What gives birth to a puggle? Covered in spines, Australia's echidna is one of the rarest animals in the world: It's one of only two known mammals that lay eggs.
This walking, sniffing ball of spines is an echidna.
It's a mother on a mission.
She's hunting for ants and termites.
To find them underground or under wood, she uses her strong sense of smell and another weirder sense.
Studies suggest that special cells in her beak are sensitive to the electromagnetic signals emitted by all living things.
It's a sense usually found in sharks and rays, but the echidna may be the only land mammal that has the ability to search for food this way.
She's uncovered a colony of ants and uses her long sticky tongue to slurp them up.
She needs the nutrition.
She's already given birth...to an egg.
Echidnas, along with their cousin, the platypus, are the only egg-laying mammals in the world.
The egg incubates in a simple pouch under her belly.
Inside, a baby echidna, called a puggle, develops.

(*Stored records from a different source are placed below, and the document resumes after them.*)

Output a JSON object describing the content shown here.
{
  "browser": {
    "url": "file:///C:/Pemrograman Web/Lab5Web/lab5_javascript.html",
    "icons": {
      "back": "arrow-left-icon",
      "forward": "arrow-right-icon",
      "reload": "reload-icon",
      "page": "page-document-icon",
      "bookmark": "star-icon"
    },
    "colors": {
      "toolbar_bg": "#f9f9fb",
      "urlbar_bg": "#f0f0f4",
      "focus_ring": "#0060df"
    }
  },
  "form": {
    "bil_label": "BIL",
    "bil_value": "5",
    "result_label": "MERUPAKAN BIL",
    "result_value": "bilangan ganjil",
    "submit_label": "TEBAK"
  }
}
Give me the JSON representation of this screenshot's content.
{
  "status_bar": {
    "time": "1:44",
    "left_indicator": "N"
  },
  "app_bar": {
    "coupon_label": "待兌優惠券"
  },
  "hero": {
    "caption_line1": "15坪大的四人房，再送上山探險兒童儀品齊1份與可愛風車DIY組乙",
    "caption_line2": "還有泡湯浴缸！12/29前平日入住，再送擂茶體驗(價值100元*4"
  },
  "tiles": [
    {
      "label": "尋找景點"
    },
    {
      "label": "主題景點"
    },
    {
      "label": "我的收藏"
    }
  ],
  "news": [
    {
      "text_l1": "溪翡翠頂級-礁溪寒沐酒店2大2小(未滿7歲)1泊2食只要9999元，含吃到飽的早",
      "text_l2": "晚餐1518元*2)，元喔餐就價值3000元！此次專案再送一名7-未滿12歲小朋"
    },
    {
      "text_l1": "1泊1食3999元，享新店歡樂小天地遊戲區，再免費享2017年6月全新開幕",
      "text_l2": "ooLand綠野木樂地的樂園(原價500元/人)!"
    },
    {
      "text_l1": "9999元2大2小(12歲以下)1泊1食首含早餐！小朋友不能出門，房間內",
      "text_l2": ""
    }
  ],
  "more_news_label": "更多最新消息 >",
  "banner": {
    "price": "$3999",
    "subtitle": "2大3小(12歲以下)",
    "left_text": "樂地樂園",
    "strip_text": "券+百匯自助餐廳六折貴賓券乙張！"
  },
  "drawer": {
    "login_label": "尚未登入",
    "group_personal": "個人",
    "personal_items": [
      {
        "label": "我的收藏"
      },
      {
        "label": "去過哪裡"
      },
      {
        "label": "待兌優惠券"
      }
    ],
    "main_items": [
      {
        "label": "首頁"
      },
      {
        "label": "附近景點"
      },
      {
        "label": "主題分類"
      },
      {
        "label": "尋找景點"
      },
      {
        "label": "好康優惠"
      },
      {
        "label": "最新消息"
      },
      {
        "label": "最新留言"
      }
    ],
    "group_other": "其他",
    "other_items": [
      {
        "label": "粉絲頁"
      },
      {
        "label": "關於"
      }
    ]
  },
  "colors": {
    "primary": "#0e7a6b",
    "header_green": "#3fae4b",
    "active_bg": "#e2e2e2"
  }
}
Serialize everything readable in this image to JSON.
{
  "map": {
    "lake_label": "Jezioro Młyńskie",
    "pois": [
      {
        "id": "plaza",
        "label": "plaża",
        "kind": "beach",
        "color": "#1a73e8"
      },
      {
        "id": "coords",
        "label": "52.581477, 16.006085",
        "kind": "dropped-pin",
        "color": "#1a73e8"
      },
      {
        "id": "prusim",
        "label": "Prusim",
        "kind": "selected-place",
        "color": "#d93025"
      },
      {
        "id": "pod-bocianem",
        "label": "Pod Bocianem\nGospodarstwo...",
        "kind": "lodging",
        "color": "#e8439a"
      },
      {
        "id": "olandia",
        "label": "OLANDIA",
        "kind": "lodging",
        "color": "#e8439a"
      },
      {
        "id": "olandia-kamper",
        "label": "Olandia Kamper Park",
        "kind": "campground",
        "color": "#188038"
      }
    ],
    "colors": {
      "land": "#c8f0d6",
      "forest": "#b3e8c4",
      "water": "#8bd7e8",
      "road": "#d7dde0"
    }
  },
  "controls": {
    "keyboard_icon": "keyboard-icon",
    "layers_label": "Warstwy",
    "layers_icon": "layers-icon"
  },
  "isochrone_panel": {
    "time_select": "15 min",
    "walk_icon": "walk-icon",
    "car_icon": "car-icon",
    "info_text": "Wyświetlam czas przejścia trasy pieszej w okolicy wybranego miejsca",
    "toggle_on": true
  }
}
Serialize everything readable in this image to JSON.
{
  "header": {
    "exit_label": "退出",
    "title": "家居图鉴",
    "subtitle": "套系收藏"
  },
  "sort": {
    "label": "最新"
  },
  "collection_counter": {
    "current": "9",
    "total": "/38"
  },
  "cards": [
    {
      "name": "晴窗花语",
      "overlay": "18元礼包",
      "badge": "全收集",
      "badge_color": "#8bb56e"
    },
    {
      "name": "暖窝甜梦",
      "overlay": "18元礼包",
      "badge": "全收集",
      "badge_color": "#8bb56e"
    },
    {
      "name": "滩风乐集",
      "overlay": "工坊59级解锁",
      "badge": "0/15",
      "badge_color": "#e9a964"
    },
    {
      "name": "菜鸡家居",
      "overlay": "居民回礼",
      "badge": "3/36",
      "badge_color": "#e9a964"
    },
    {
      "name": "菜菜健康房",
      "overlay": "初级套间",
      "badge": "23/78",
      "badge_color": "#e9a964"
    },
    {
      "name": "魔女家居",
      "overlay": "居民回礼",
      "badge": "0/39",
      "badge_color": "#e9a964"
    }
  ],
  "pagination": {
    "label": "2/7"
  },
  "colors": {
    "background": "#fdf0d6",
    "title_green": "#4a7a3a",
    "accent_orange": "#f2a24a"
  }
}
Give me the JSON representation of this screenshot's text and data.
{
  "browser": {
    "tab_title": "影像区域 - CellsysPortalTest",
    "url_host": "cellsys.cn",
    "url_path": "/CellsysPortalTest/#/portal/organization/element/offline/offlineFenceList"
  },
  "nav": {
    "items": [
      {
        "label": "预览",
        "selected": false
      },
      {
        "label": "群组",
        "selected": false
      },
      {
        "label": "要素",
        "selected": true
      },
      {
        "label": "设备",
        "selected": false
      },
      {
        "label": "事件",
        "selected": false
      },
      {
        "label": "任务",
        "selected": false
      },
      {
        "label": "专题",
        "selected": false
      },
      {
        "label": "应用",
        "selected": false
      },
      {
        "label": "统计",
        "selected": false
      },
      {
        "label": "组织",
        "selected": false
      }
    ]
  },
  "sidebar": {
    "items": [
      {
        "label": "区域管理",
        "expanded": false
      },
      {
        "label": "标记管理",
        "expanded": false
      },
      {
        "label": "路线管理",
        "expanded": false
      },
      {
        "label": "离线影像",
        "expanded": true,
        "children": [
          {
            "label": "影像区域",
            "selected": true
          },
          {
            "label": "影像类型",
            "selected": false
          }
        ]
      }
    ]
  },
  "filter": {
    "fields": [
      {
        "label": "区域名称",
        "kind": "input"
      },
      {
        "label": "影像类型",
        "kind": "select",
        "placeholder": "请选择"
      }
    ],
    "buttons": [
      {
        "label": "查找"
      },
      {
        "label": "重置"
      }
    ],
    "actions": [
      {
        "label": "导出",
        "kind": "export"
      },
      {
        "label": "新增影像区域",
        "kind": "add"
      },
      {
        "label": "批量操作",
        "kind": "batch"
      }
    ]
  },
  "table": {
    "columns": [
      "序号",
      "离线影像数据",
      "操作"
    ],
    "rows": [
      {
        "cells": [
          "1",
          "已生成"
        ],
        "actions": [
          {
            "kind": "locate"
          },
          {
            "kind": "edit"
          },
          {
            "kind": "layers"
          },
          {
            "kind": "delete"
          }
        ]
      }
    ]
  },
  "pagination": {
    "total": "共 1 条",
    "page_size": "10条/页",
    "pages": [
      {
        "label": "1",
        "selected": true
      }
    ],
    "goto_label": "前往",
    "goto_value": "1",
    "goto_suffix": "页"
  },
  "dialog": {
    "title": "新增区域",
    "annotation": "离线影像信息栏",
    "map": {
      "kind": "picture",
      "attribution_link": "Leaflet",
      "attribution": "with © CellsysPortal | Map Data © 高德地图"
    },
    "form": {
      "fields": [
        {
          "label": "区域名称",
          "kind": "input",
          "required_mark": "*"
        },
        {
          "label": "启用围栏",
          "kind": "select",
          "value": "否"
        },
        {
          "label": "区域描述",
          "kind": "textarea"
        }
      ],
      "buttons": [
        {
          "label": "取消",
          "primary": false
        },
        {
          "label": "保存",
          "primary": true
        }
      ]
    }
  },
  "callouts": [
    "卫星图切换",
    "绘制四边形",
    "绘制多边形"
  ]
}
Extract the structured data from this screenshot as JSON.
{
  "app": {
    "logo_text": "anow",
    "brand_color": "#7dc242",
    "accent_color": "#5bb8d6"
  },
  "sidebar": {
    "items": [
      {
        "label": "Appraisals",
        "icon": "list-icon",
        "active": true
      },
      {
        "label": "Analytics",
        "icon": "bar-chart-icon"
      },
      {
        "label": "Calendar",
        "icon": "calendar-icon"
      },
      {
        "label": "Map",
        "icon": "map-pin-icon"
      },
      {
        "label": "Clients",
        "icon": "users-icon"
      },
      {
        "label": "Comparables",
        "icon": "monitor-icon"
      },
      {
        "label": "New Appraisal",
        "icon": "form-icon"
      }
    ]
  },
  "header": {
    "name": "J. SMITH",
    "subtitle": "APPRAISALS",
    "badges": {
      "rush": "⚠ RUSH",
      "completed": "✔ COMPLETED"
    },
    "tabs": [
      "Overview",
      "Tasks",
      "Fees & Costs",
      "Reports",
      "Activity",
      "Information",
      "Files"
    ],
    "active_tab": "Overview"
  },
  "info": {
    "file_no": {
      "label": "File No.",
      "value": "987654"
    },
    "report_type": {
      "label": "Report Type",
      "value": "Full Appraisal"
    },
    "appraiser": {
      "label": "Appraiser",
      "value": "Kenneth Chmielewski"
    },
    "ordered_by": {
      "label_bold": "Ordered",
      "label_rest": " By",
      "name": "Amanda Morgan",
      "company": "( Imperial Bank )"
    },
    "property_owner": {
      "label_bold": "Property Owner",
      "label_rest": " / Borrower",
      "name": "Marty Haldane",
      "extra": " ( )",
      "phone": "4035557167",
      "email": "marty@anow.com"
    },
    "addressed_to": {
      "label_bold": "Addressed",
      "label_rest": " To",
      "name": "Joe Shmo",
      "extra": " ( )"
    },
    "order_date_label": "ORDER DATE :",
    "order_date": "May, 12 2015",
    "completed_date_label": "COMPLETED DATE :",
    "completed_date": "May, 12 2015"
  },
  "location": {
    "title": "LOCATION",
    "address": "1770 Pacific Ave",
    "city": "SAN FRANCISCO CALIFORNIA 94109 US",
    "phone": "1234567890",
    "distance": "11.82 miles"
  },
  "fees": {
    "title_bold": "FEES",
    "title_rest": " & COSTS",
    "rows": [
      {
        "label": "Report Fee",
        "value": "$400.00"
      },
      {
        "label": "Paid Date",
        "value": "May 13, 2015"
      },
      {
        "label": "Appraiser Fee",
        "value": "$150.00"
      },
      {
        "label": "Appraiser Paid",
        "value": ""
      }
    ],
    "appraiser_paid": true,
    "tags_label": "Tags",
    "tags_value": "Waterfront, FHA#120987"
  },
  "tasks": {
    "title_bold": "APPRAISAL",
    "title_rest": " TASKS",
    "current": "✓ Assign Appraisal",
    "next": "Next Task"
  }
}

After about 10 days, the egg hatches.
The puggle stays inside the pouch, nursing from its mother's milk and packing on the ounces.
Two months later, the puggle starts to grow spines-that's its mother's cue to move it to a burrow, where she'll continue to take care of it for seven more months.
All that effort means a lot of food.
So her mission remains the same: find more to eat.